* TASK TO COMPLETE *
For every line in the material below that holds "icon", report the line.

--- START ---

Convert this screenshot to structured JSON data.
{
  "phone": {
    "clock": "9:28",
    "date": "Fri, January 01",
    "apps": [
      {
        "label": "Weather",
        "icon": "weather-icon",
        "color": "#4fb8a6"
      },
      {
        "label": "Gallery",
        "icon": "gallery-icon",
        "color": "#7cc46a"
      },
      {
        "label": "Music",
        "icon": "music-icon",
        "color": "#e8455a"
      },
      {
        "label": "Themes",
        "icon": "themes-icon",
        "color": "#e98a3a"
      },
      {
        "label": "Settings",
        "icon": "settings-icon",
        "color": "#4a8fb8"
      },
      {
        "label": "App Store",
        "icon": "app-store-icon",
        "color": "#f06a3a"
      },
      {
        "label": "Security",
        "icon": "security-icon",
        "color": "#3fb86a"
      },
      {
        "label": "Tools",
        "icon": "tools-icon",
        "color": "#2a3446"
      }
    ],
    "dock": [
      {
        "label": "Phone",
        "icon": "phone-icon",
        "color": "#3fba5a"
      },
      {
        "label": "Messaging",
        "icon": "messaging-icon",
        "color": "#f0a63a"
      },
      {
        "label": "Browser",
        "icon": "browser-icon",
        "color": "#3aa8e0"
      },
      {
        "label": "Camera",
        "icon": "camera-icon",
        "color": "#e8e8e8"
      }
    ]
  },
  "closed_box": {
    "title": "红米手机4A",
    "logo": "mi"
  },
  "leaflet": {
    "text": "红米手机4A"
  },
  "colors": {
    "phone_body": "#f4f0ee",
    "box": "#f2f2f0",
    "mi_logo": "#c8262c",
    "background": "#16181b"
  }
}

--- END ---

* TASK ANSWER *
        "icon": "weather-icon",
        "icon": "gallery-icon",
        "icon": "music-icon",
        "icon": "themes-icon",
        "icon": "settings-icon",
        "icon": "app-store-icon",
        "icon": "security-icon",
        "icon": "tools-icon",
        "icon": "phone-icon",
        "icon": "messaging-icon",
        "icon": "browser-icon",
        "icon": "camera-icon",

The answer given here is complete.